Posted at 4:36 PM, Oct 19, 2018
and last updated 2018-10-19 18:24:19-04

She had a long life ahead of her. Rachel DeMaio was just 17-years-old and a junior at Woodridge High School, but she also struggled with addiction.

In October of 2016, the Cuyahoga Falls teen died from an accidental overdose of carfentanil, an opioid so powerful it's used to sedate elephants.

On Friday morning, the man who sold her various drugs several times learned his punishment.

Jamarr King, 26, who pleaded guilty to eight counts of drug trafficking, was sentenced to three years in prison by Judge Paul Gallagher.

Rachel's mother, Cindy DeMaio, was not satisfied.

"I just feel that the sentence was way too low for all the evidence that we have," she said. "I do feel like the court let us down today."

Cindy and Rachel's father, Russ DeMaio, gave emotional impact statements before the sentence was handed down.

"Losing my daughter was the worst day of my life. I found her face down on a bed barely alive," Cindy DeMaio said.

Russ DeMaio directed many of his comments to King as he sat at the defendant's table wearing a blue shirt.

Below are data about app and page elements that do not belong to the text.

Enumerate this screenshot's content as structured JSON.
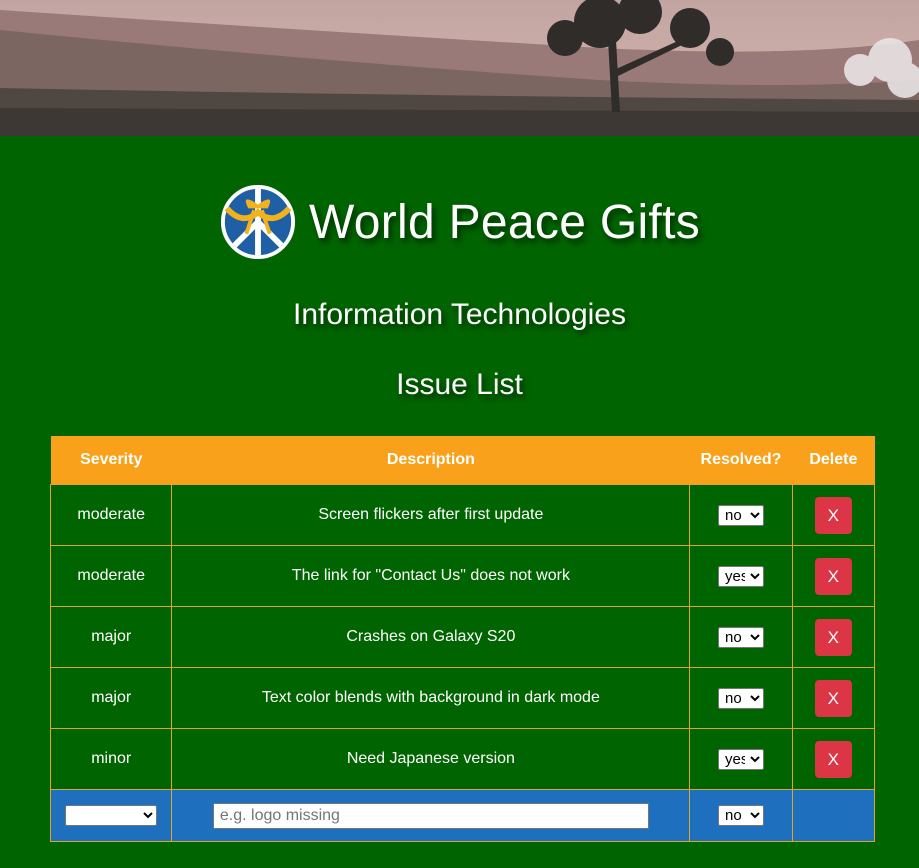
{
  "brand": {
    "title": "World Peace Gifts",
    "logo_icon": "peace-ribbon-logo-icon"
  },
  "header": {
    "subtitle": "Information Technologies",
    "section_title": "Issue List"
  },
  "table": {
    "columns": {
      "severity": "Severity",
      "description": "Description",
      "resolved": "Resolved?",
      "delete": "Delete"
    },
    "rows": [
      {
        "severity": "moderate",
        "description": "Screen flickers after first update",
        "resolved": "no",
        "delete_label": "X"
      },
      {
        "severity": "moderate",
        "description": "The link for \"Contact Us\" does not work",
        "resolved": "yes",
        "delete_label": "X"
      },
      {
        "severity": "major",
        "description": "Crashes on Galaxy S20",
        "resolved": "no",
        "delete_label": "X"
      },
      {
        "severity": "major",
        "description": "Text color blends with background in dark mode",
        "resolved": "no",
        "delete_label": "X"
      },
      {
        "severity": "minor",
        "description": "Need Japanese version",
        "resolved": "yes",
        "delete_label": "X"
      }
    ],
    "new_row": {
      "severity_value": "",
      "description_placeholder": "e.g. logo missing",
      "resolved_value": "no"
    }
  },
  "colors": {
    "page_bg": "#006400",
    "header_bg": "#f9a11b",
    "border": "#e0a526",
    "delete_btn": "#dc3545",
    "new_row_bg": "#1f6fbf"
  }
}
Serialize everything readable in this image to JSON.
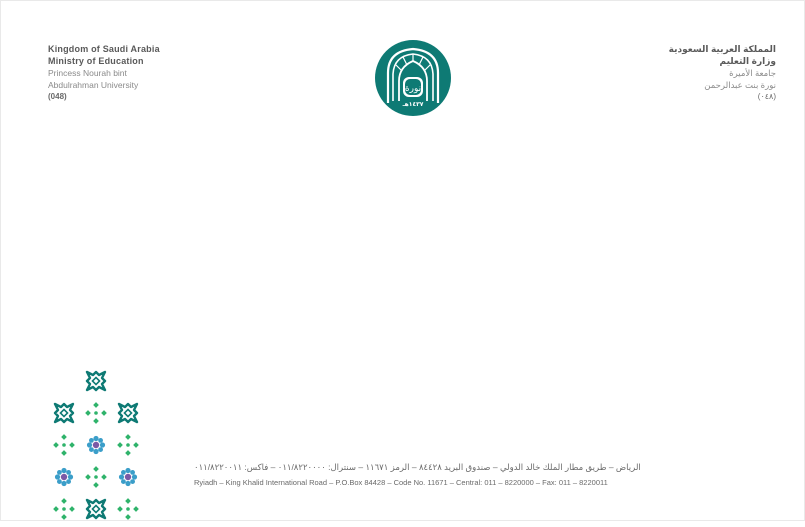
{
  "header": {
    "en": {
      "line1": "Kingdom of Saudi Arabia",
      "line2": "Ministry of Education",
      "line3": "Princess Nourah bint",
      "line4": "Abdulrahman University",
      "line5": "(048)"
    },
    "ar": {
      "line1": "المملكة العربية السعودية",
      "line2": "وزارة التعليم",
      "line3": "جامعة الأميرة",
      "line4": "نورة بنت عبدالرحمن",
      "line5": "(٠٤٨)"
    }
  },
  "logo": {
    "icon": "university-emblem-icon",
    "wordmark": "نورة",
    "year": "١٤٣٧هـ",
    "color": "#0e7a74"
  },
  "footer": {
    "ar": "الرياض – طريق مطار الملك خالد الدولي – صندوق البريد ٨٤٤٢٨ – الرمز ١١٦٧١ – سنترال: ٠١١/٨٢٢٠٠٠٠ – فاكس: ٠١١/٨٢٢٠٠١١",
    "en": "Ryiadh – King Khalid International Road – P.O.Box 84428 – Code No. 11671 – Central: 011 – 8220000 – Fax: 011 – 8220011"
  },
  "colors": {
    "teal": "#0e7a74",
    "green": "#2fb36b",
    "blue": "#3b9ec9",
    "purple": "#7b5aa6",
    "text": "#6a6a6a"
  }
}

"I have wondered what type of person would sell drugs to make money, especially to children. Well, now I know," the father said. "It's a person who has little regard for others. It's a person that places money over human life."

Prosecutors said King sold different drugs to Rachel several times, including heroin and carfentanil the day before she died.

"He was playing Russian roulette with Rachel's life," said Assistant Summit County Prosecutor Jon Baumoel.

However, prosecutors dropped an involuntary manslaughter charge because they couldn't prove King provided the specific carfentanil that killed the teen.

"He is not responsible for her death," said King's attorney Noah Munyer. "No matter how sad it is."

Several teens known as "Rachel's Angels" also attended the court hearing.

Cindy DeMaio started the non-profit anti-drug education program shortly after her daughter's death.

The Angels go into schools throughout Summit County and speak to other teens about the dangers of doing drugs.

"We just want to keep her memory alive because Rachel would want us to do this. We believe Rachel would want us to stop anyone else from having to go through something like this," said Maggie Weber who participates in the program.

Prior to sentencing, Cindy DeMaio joined about 15 people outside of the Summit County Courthouse to call for stiffer penalties for drug dealers.

"I do feel that the drug dealers are running around killing our youth, killing our families," she said. "We have to stick together to protect our kids, to protect our families."

But the heartbroken mother said she's focusing most of her efforts on growing Rachel's Angels. She would like it to go national.

"I just don't want my precious daughter to ever be forgotten."

More information about Rachel's Angels can be found here.